Take the 2-minute tour ×
Physics Stack Exchange is a question and answer site for active researchers, academics and students of physics. It's 100% free, no registration required.

A billard ball is struck with a cue. The line of action of the applied impulse is horizontal and passes through the center of the ball. The initial velocity $v_0$ of the ball, its radius $R$, its mass $M$ and coefficient of friction $\mu_k$ between the ball and the table are all known. How far will the ball move before it ceases to slip on the table?

share|improve this question
    
This looks very like a homework question, and the site rules forbid us from answering homework questions. If you want to edit your question to make it more general e.g. "what controls whether a ball will skid or roll?" we can answer that, but to be honest you could easily Google for that answer. –  John Rennie Jul 18 '12 at 12:02
    
I could not find an answer for this question. I'm editing the question now. –  Zeyneb Jul 18 '12 at 12:06
    
See real-world-physics-problems.com/physics-of-billiards.html under the heading "A Closer Look At Relative Slipping" –  John Rennie Jul 18 '12 at 12:17
add comment

1 Answer

Start by finding the force that is trying to spin the ball. Actually it is a torque. Then try to find out for how long this torque needs to be applied such that the rotational speed matches the transnational speed and there is no slip at the contact.

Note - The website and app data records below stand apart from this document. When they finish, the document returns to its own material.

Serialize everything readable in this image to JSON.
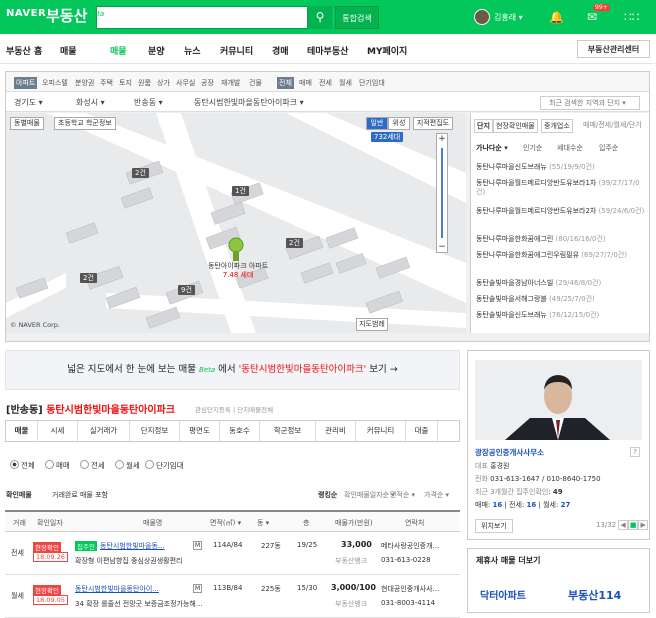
{
  "header": {
    "logo": "NAVER",
    "service": "부동산",
    "search_button": "통합검색",
    "user_name": "김홍래 ▾",
    "mail_badge": "99+"
  },
  "nav": {
    "items": [
      "부동산 홈",
      "매물",
      "매물",
      "분양",
      "뉴스",
      "커뮤니티",
      "경매",
      "테마부동산",
      "MY페이지"
    ],
    "beta": "Beta",
    "manager_center": "부동산관리센터"
  },
  "type_filter": {
    "items": [
      "아파트",
      "오피스텔",
      "분양권",
      "주택",
      "토지",
      "원룸",
      "상가",
      "사무실",
      "공장",
      "재개발",
      "건물",
      "전체",
      "매매",
      "전세",
      "월세",
      "단기임대"
    ]
  },
  "location": {
    "items": [
      "경기도 ▾",
      "화성시 ▾",
      "반송동 ▾",
      "동탄시범한빛마을동탄아이파크 ▾"
    ],
    "recent": "최근 검색한 지역과 단지 ▾"
  },
  "map": {
    "checks": [
      "동별매물",
      "초등학교 학군정보"
    ],
    "view_buttons": [
      "일반",
      "위성",
      "지적편집도"
    ],
    "scale": "732세대",
    "pin_name": "동탄아이파크 아파트",
    "pin_price": "7.48 세대",
    "count_labels": [
      "2건",
      "1건",
      "2건",
      "2건",
      "9건"
    ],
    "map_view_btn": "지도범례",
    "copyright": "© NAVER Corp."
  },
  "right_list": {
    "tabs": [
      "단지",
      "현장확인매물",
      "중개업소",
      "매매/전세/월세/단기"
    ],
    "sorts": [
      "가나다순 ▾",
      "인기순",
      "세대수순",
      "입주순"
    ],
    "items": [
      {
        "name": "동탄나루마을신도브래뉴",
        "info": "(55/19/9/0건)"
      },
      {
        "name": "동탄나루마을월드메르디앙반도유보라1차",
        "info": "(39/27/17/0건)"
      },
      {
        "name": "동탄나루마을월드메르디앙반도유보라2차",
        "info": "(59/24/6/0건)"
      },
      {
        "name": "동탄나루마을한화꿈에그린",
        "info": "(80/16/16/0건)"
      },
      {
        "name": "동탄나루마을한화꿈에그린우림필유",
        "info": "(69/27/7/0건)"
      },
      {
        "name": "동탄솔빛마을경남아너스빌",
        "info": "(29/46/8/0건)"
      },
      {
        "name": "동탄솔빛마을서해그랑블",
        "info": "(49/25/7/0건)"
      },
      {
        "name": "동탄솔빛마을신도브래뉴",
        "info": "(76/12/15/0건)"
      }
    ]
  },
  "banner": {
    "pre": "넓은 지도에서 한 눈에 보는 매물 ",
    "beta": "Beta",
    "mid": " 에서 ",
    "name": "'동탄시범한빛마을동탄아이파크'",
    "post": " 보기 →"
  },
  "complex": {
    "dong": "[반송동]",
    "name": "동탄시범한빛마을동탄아이파크",
    "tag1": "관심단지등록",
    "tag2": "단지매물전체"
  },
  "tabs": [
    "매물",
    "시세",
    "실거래가",
    "단지정보",
    "평면도",
    "동호수",
    "학군정보",
    "관리비",
    "커뮤니티",
    "대출"
  ],
  "radios": [
    "전체",
    "매매",
    "전세",
    "월세",
    "단기임대"
  ],
  "filter": {
    "confirm": "확인매물",
    "same": "거래완료 매물 포함",
    "sort": [
      "랭킹순",
      "확인매물일자순 ▾",
      "면적순 ▾",
      "가격순 ▾"
    ]
  },
  "table": {
    "headers": [
      "거래",
      "확인일자",
      "매물명",
      "면적(㎡) ▾",
      "동 ▾",
      "층",
      "매물가(만원)",
      "연락처"
    ],
    "rows": [
      {
        "deal": "전세",
        "badge": "현장확인",
        "date": "18.09.26",
        "confirm": "집주인",
        "name": "동탄시범한빛마을동...",
        "desc": "확장형 이편남향집 중심상권생활편리",
        "area": "114A/84",
        "dong": "227동",
        "floor": "19/25",
        "price": "33,000",
        "sub": "부동산뱅크",
        "agent": "메타사랑공인중개...",
        "phone": "031-613-0228"
      },
      {
        "deal": "월세",
        "badge": "현장확인",
        "date": "18.09.05",
        "confirm": "",
        "name": "동탄시범한빛마을동탄아이...",
        "desc": "34 확장 를줄선 전망굿 보증금조정가능해...",
        "area": "113B/84",
        "dong": "225동",
        "floor": "15/30",
        "price": "3,000/100",
        "sub": "부동산뱅크",
        "agent": "현대공인중개사사...",
        "phone": "031-8003-4114"
      }
    ]
  },
  "agent": {
    "office": "광장공인중개사사무소",
    "rep_label": "대표",
    "rep": "홍경원",
    "tel_label": "전화",
    "tel": "031-613-1647 / 010-8640-1750",
    "recent": "최근 3개월간 집주인확인",
    "recent_count": "49",
    "sale_label": "매매",
    "sale": "16",
    "jeonse_label": "전세",
    "jeonse": "16",
    "wolse_label": "월세",
    "wolse": "27",
    "map_btn": "위치보기",
    "page": "13/32"
  },
  "partner": {
    "title": "제휴사 매물 더보기",
    "logo1": "닥터아파트",
    "logo2": "부동산114"
  }
}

Depending on your convention (what is positive or negative) you need an expression for the slip amount based on the ball linear speed $v(t)$ and rotational speed $\omega(t)$. What you are after is the instance these two give zero slip.

You use Newton's laws to find these speeds at any instant.

share|improve this answer
add comment

Your Answer

 
discard

By posting your answer, you agree to the privacy policy and terms of service.

Not the answer you're looking for? Browse other questions tagged or ask your own question.